Thursday, July 13, 2006

Goat School

In order to distance myself from the turkeys, I attended an all-day workshop on goats provided by our area State Extension Agents and NC State. The morning was long and filled with lectures by an extension agent telling us how to care for goats and a NC State professor teaching us the newest, hippest techinique for bloodsucking worm control. The afternoon everyone separated into two groups - dairy and meat. (Actually we sort of separated ourselves early on.) There was quite the distinction between the meat raising, boot-wearing, big belt buckle-sporting mostly male crowd and the natural fiber-wearing, clog and sandal-sporting, almost completely female (one man!) dairy crowd.

The new, hip FAMACHA method of parasite control is basically used to control the little blood suckers by treating only goats with a big load of the worms. This helps by keeping the worms from becoming drug resistant. You do a regular check of the membrane around the goat's eye and treat only those showing signs of anemia. We got to practice on real goats and it was then that you saw the real difference in the goat types. We practiced on Boer goats, a meat variety with horns. Most dairy goats are disbudded as babies, so they never grow horns. So some dairy people were a little timid at first around the horns. However, the dairy people had the least trouble handling the goats. You see we play with our goats everyday. The meat guys went in and wrestled the goats around by grabbing the horns and using brute force sometimes. The dairy people sweet-talked the goats and scratched their ears. We worked in teams of two so one person could hold the goat while the other looked at the eye. It was interesting, but I'm glad my goats don't have horns...

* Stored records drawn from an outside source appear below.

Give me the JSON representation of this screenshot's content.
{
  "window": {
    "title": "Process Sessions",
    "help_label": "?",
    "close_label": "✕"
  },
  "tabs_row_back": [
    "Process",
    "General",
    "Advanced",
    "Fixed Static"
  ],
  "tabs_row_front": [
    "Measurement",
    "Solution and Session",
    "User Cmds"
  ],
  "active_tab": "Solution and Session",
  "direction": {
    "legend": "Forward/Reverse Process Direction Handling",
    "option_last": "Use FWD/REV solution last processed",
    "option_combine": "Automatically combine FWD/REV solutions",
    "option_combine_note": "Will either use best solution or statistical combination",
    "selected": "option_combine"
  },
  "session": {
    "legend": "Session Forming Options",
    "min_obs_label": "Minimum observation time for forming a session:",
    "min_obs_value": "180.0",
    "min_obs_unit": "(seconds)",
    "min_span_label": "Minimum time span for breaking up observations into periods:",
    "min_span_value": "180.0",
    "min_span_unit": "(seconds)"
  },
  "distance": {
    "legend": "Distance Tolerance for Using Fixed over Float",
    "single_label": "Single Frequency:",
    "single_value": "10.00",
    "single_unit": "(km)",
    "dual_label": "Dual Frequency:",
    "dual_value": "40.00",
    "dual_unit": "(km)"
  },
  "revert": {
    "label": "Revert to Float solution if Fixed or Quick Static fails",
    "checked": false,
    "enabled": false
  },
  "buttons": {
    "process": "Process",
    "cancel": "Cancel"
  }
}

After lunch we broke into our respective groups. The meat people talked about fencing and housing and government regulations. The dairy people talked about breed personalities, shared recipes, discussed kidding and milking and feeding. And then we all trimmed hooves!

I met some great people, got a lead on a boyfriend for the girls and found out I can get great hay right down the road at the college. Oh and I got invited to join the dairy goat club!

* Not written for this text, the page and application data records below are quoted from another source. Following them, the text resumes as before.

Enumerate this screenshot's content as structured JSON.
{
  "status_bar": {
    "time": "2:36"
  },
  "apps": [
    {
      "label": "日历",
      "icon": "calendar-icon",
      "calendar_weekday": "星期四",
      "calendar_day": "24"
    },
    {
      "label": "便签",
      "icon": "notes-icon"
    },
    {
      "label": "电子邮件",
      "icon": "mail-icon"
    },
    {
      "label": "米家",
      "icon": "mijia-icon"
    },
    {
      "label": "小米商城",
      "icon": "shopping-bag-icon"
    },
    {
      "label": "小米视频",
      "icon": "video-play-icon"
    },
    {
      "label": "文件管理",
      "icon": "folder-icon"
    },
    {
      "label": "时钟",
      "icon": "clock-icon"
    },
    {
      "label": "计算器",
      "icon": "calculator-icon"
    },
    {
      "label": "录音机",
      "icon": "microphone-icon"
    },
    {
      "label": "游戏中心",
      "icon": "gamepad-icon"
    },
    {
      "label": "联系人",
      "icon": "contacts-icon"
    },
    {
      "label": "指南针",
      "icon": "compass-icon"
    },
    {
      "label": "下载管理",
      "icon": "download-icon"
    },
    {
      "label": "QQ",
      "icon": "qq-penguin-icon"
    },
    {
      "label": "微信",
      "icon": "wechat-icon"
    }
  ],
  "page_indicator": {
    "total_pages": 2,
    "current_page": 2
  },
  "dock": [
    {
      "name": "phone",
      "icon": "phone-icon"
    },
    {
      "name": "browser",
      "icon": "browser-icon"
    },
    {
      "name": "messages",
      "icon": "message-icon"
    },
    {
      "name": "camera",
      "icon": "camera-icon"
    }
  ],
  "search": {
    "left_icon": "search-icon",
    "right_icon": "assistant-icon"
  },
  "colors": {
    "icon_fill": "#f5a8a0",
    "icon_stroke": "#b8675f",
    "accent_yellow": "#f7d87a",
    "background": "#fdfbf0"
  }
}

The turkeys were rather upset when I got home and were only appeased by lots of food. I think they suspect that I like the goats more. Sshh. We'll keep that our little secret.


  1. Hmm, I wonder where that puts us, with our fledgling meat-dairy cross operation. I think I need a big belt buckle and some sandals.

  2. It says a lot that I am now feeling sorry for the turkeys...

    Glad you had a good time, and it sounds like really useful stuff, too. Just out of interest, how many goats do you have at the moment, and how long do you spend looking after them each day? (Guess who's consdering a goat or two...)

  3. e4,
    Belt buckle and sandals are a slight fashion risk, but go for it! I think most of the meat production people were first into cattle and other "farm" things and have more recently turned to goats. The dairy people seemed to have gotten goats because they were into the milk, cheese and soap - or just liked goats and it grew from there. Many of them sell their extra kids and culls for meat as well. The lunch conversation revolved around recipes for kid :)

    I have two La Mancha/Nigerian crosses. I spend probably about an hour a day taking care of them (which includes petting and just hanging out). That will most likely go up when they are freshened. We are finishing the fencing, so they are stuck in a smaller pen each day. I've been letting them out to play for about 1/2 hour to an hour each evening, which turns me into a goat herder. I enjoy the time, they are a lot of fun.

  4. Oh man... the Crips and the Bloods visit Green Acres.

  5. Once E gets in from his "biatholon training" - a jog around the block and then five laps in the pool, lol, I'm off to give the goats their CDT shots - and a long overdue hoof trim. :)